From Seattle Times arts writer Michael Upchurch: Painter Susanna Bluhm and multimedia artist Maikoiyo Alley-Barnes have won the 2014 Neddy at Cornish Award, Cornish College of the Arts has announced. Each artist receives $25,000 and their work will be shown at the annual “Neddy at Cornish” exhibition beginning Sept. 3, along with pieces by six other finalists for the award.
Bluhm explores the idea of “landscape as a lover and loved one, enmeshed with the paint” in her paintings. She’s represented by G. Gibson Gallery and is a member of the artist-run gallery SOIL, both in Seattle.
Alley-Barnes uses film, text, design, installations and visual art to ponder “the resonance of genetic cultural memory through the mystical and the mundane.” He belongs to a collective, Black Constellation, that includes Shabazz Palaces, Nep Sidhu and THEESatisfaction. Currently, he has work on show at the Frye Art Museum.
Bluhm and Alley-Barnes were selected by curator Aram Moshayedi from Los Angeles’ Hammer Museum.
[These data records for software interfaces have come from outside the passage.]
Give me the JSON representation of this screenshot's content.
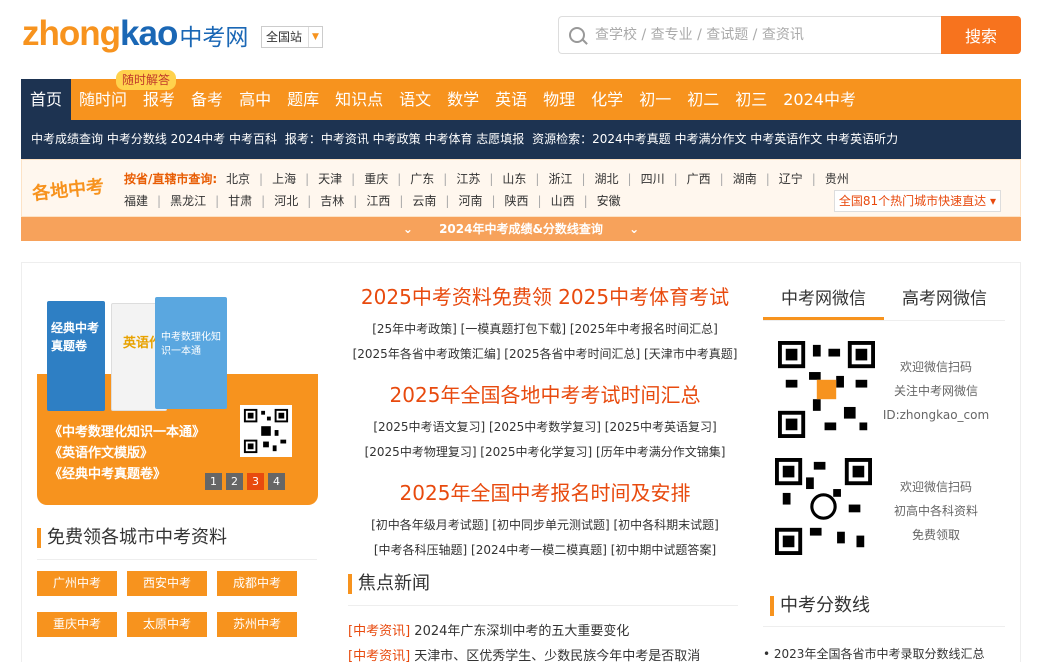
{
  "logo": {
    "part1": "zhong",
    "part2": "kao",
    "part3": "中考网"
  },
  "site_select": "全国站",
  "search": {
    "placeholder": "查学校 / 查专业 / 查试题 / 查资讯",
    "button": "搜索"
  },
  "badge": "随时解答",
  "nav": [
    "首页",
    "随时问",
    "报考",
    "备考",
    "高中",
    "题库",
    "知识点",
    "语文",
    "数学",
    "英语",
    "物理",
    "化学",
    "初一",
    "初二",
    "初三",
    "2024中考"
  ],
  "subnav": [
    "中考成绩查询 中考分数线 2024中考 中考百科",
    "报考：中考资讯 中考政策 中考体育 志愿填报",
    "资源检索：2024中考真题 中考满分作文 中考英语作文 中考英语听力"
  ],
  "region": {
    "logo": "各地中考",
    "label": "按省/直辖市查询:",
    "row1": [
      "北京",
      "上海",
      "天津",
      "重庆",
      "广东",
      "江苏",
      "山东",
      "浙江",
      "湖北",
      "四川",
      "广西",
      "湖南",
      "辽宁",
      "贵州"
    ],
    "row2": [
      "福建",
      "黑龙江",
      "甘肃",
      "河北",
      "吉林",
      "江西",
      "云南",
      "河南",
      "陕西",
      "山西",
      "安徽"
    ],
    "button": "全国81个热门城市快速直达"
  },
  "score_bar": "2024年中考成绩&分数线查询",
  "banner": {
    "lines": [
      "《中考数理化知识一本通》",
      "《英语作文模版》",
      "《经典中考真题卷》"
    ],
    "pages": [
      "1",
      "2",
      "3",
      "4"
    ],
    "book1": "经典中考真题卷",
    "book2": "英语作",
    "book3": "中考数理化知识一本通"
  },
  "cities_title": "免费领各城市中考资料",
  "cities": [
    "广州中考",
    "西安中考",
    "成都中考",
    "重庆中考",
    "太原中考",
    "苏州中考"
  ],
  "center": {
    "h1": "2025中考资料免费领 2025中考体育考试",
    "l1a": "[25年中考政策] [一模真题打包下载] [2025年中考报名时间汇总]",
    "l1b": "[2025年各省中考政策汇编] [2025各省中考时间汇总] [天津市中考真题]",
    "h2": "2025年全国各地中考考试时间汇总",
    "l2a": "[2025中考语文复习] [2025中考数学复习] [2025中考英语复习]",
    "l2b": "[2025中考物理复习] [2025中考化学复习] [历年中考满分作文锦集]",
    "h3": "2025年全国中考报名时间及安排",
    "l3a": "[初中各年级月考试题] [初中同步单元测试题] [初中各科期末试题]",
    "l3b": "[中考各科压轴题] [2024中考一模二模真题] [初中期中试题答案]"
  },
  "news": {
    "title": "焦点新闻",
    "items": [
      {
        "tag": "[中考资讯]",
        "text": "2024年广东深圳中考的五大重要变化"
      },
      {
        "tag": "[中考资讯]",
        "text": "天津市、区优秀学生、少数民族今年中考是否取消"
      }
    ]
  },
  "tabs": [
    "中考网微信",
    "高考网微信"
  ],
  "wechat1": [
    "欢迎微信扫码",
    "关注中考网微信",
    "ID:zhongkao_com"
  ],
  "wechat2": [
    "欢迎微信扫码",
    "初高中各科资料",
    "免费领取"
  ],
  "score_title": "中考分数线",
  "score_item": "2023年全国各省市中考录取分数线汇总"
}
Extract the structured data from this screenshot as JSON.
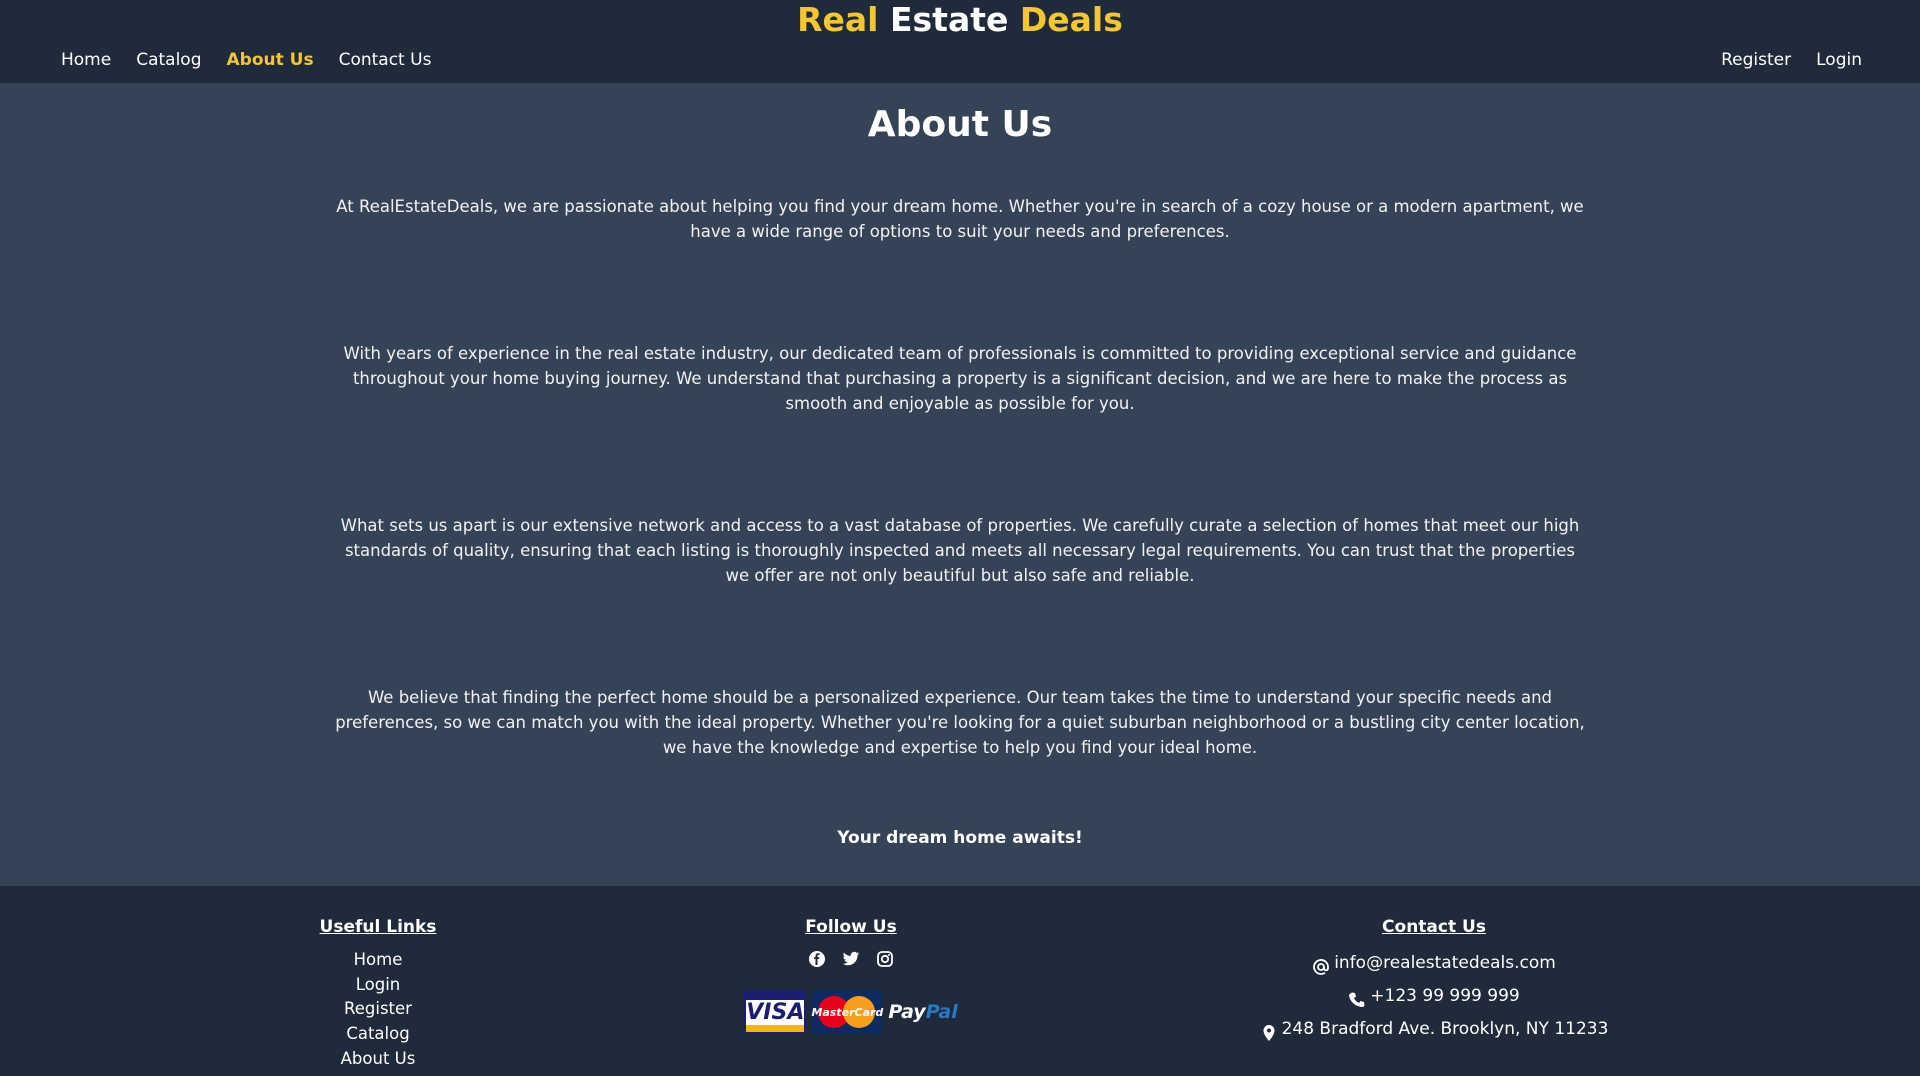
{
  "header": {
    "brand_part1": "Real",
    "brand_part2": "Estate",
    "brand_part3": "Deals",
    "nav": [
      "Home",
      "Catalog",
      "About Us",
      "Contact Us"
    ],
    "active": "About Us",
    "auth": [
      "Register",
      "Login"
    ]
  },
  "main": {
    "title": "About Us",
    "paragraphs": [
      "At RealEstateDeals, we are passionate about helping you find your dream home. Whether you're in search of a cozy house or a modern apartment, we have a wide range of options to suit your needs and preferences.",
      "With years of experience in the real estate industry, our dedicated team of professionals is committed to providing exceptional service and guidance throughout your home buying journey. We understand that purchasing a property is a significant decision, and we are here to make the process as smooth and enjoyable as possible for you.",
      "What sets us apart is our extensive network and access to a vast database of properties. We carefully curate a selection of homes that meet our high standards of quality, ensuring that each listing is thoroughly inspected and meets all necessary legal requirements. You can trust that the properties we offer are not only beautiful but also safe and reliable.",
      "We believe that finding the perfect home should be a personalized experience. Our team takes the time to understand your specific needs and preferences, so we can match you with the ideal property. Whether you're looking for a quiet suburban neighborhood or a bustling city center location, we have the knowledge and expertise to help you find your ideal home."
    ],
    "tagline": "Your dream home awaits!"
  },
  "footer": {
    "useful_links_title": "Useful Links",
    "useful_links": [
      "Home",
      "Login",
      "Register",
      "Catalog",
      "About Us"
    ],
    "follow_title": "Follow Us",
    "social_icons": [
      "facebook-icon",
      "twitter-icon",
      "instagram-icon"
    ],
    "payments": {
      "visa": "VISA",
      "mastercard": "MasterCard",
      "paypal_a": "Pay",
      "paypal_b": "Pal"
    },
    "contact_title": "Contact Us",
    "email": "info@realestatedeals.com",
    "phone": "+123 99 999 999",
    "address": "248 Bradford Ave. Brooklyn, NY 11233"
  },
  "colors": {
    "accent": "#f5c630",
    "header_bg": "#1f2a3b",
    "body_bg": "#354357"
  }
}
The other finalists were Robert Hardgrave, Kimberly Trowbridge, Claude Zervas, Mark Calderon, Clyde Petersen and Joey Veltkamp.
The Neddy is named after the late Ned Behnke, a Seattle artist and art enthusiast.
The famed Globe Theatre of London will bring its scaled-down production of "King Lear" to the U.S. this fall, and play three performances at Seattle's Moore Theatre on Nov. 25-26. The production, directed by Bill Buckhurst, features eight actors in a fast-paced adaptation. It will be presented here with a "booth-style" stage, inspired by paintings and etchings from Shakespeare's time. Joseph Marcell, a classical actor many will recognize for his role as Geoffrey the butler in the TV sitcom "The Fresh Prince of Bel-Air," is in the title role.
Tickets ($40-$60) go on sale at 10 a.m. Friday, Aug. 22.